** Records supplied follows **

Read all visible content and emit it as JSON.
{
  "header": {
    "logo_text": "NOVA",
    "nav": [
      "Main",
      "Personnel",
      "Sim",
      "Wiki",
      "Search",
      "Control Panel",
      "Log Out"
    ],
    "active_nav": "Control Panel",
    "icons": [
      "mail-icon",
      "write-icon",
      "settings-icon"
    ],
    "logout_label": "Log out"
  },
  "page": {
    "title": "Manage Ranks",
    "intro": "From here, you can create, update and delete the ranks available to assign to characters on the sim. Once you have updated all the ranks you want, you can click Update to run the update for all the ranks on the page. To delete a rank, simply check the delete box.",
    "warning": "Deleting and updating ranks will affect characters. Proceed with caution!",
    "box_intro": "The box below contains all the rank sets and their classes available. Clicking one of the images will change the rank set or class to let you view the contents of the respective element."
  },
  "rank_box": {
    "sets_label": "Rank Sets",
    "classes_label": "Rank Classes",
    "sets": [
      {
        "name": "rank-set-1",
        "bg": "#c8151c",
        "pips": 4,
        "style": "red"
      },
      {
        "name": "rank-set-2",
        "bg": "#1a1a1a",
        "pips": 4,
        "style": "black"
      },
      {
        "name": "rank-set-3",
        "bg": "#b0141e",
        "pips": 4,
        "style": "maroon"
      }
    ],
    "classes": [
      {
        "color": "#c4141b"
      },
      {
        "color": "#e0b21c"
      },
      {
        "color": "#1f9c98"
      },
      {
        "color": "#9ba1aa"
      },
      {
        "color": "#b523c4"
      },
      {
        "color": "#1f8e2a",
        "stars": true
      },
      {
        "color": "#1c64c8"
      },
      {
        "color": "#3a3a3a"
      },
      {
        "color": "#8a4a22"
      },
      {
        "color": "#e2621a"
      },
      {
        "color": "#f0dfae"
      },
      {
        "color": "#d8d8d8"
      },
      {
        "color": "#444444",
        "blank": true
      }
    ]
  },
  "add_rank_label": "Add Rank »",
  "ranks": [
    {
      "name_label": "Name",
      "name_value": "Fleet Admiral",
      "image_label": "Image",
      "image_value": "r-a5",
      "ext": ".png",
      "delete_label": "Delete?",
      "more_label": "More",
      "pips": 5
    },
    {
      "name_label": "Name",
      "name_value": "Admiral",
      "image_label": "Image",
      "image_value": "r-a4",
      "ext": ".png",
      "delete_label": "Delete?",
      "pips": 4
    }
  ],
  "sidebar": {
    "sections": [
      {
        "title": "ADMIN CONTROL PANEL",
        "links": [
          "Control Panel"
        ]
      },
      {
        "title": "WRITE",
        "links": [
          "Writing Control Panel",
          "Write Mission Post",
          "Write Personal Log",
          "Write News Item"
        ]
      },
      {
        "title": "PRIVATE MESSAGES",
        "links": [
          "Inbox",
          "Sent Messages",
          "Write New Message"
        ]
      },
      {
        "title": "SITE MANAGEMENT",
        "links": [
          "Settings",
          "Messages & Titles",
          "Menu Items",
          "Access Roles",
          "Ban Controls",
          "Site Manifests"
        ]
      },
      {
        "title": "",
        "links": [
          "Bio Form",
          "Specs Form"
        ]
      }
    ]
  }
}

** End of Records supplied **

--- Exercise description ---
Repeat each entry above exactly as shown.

--- Task response ---
Read all visible content and emit it as JSON.
{
  "header": {
    "logo_text": "NOVA",
    "nav": [
      "Main",
      "Personnel",
      "Sim",
      "Wiki",
      "Search",
      "Control Panel",
      "Log Out"
    ],
    "active_nav": "Control Panel",
    "icons": [
      "mail-icon",
      "write-icon",
      "settings-icon"
    ],
    "logout_label": "Log out"
  },
  "page": {
    "title": "Manage Ranks",
    "intro": "From here, you can create, update and delete the ranks available to assign to characters on the sim. Once you have updated all the ranks you want, you can click Update to run the update for all the ranks on the page. To delete a rank, simply check the delete box.",
    "warning": "Deleting and updating ranks will affect characters. Proceed with caution!",
    "box_intro": "The box below contains all the rank sets and their classes available. Clicking one of the images will change the rank set or class to let you view the contents of the respective element."
  },
  "rank_box": {
    "sets_label": "Rank Sets",
    "classes_label": "Rank Classes",
    "sets": [
      {
        "name": "rank-set-1",
        "bg": "#c8151c",
        "pips": 4,
        "style": "red"
      },
      {
        "name": "rank-set-2",
        "bg": "#1a1a1a",
        "pips": 4,
        "style": "black"
      },
      {
        "name": "rank-set-3",
        "bg": "#b0141e",
        "pips": 4,
        "style": "maroon"
      }
    ],
    "classes": [
      {
        "color": "#c4141b"
      },
      {
        "color": "#e0b21c"
      },
      {
        "color": "#1f9c98"
      },
      {
        "color": "#9ba1aa"
      },
      {
        "color": "#b523c4"
      },
      {
        "color": "#1f8e2a",
        "stars": true
      },
      {
        "color": "#1c64c8"
      },
      {
        "color": "#3a3a3a"
      },
      {
        "color": "#8a4a22"
      },
      {
        "color": "#e2621a"
      },
      {
        "color": "#f0dfae"
      },
      {
        "color": "#d8d8d8"
      },
      {
        "color": "#444444",
        "blank": true
      }
    ]
  },
  "add_rank_label": "Add Rank »",
  "ranks": [
    {
      "name_label": "Name",
      "name_value": "Fleet Admiral",
      "image_label": "Image",
      "image_value": "r-a5",
      "ext": ".png",
      "delete_label": "Delete?",
      "more_label": "More",
      "pips": 5
    },
    {
      "name_label": "Name",
      "name_value": "Admiral",
      "image_label": "Image",
      "image_value": "r-a4",
      "ext": ".png",
      "delete_label": "Delete?",
      "pips": 4
    }
  ],
  "sidebar": {
    "sections": [
      {
        "title": "ADMIN CONTROL PANEL",
        "links": [
          "Control Panel"
        ]
      },
      {
        "title": "WRITE",
        "links": [
          "Writing Control Panel",
          "Write Mission Post",
          "Write Personal Log",
          "Write News Item"
        ]
      },
      {
        "title": "PRIVATE MESSAGES",
        "links": [
          "Inbox",
          "Sent Messages",
          "Write New Message"
        ]
      },
      {
        "title": "SITE MANAGEMENT",
        "links": [
          "Settings",
          "Messages & Titles",
          "Menu Items",
          "Access Roles",
          "Ban Controls",
          "Site Manifests"
        ]
      },
      {
        "title": "",
        "links": [
          "Bio Form",
          "Specs Form"
        ]
      }
    ]
  }
}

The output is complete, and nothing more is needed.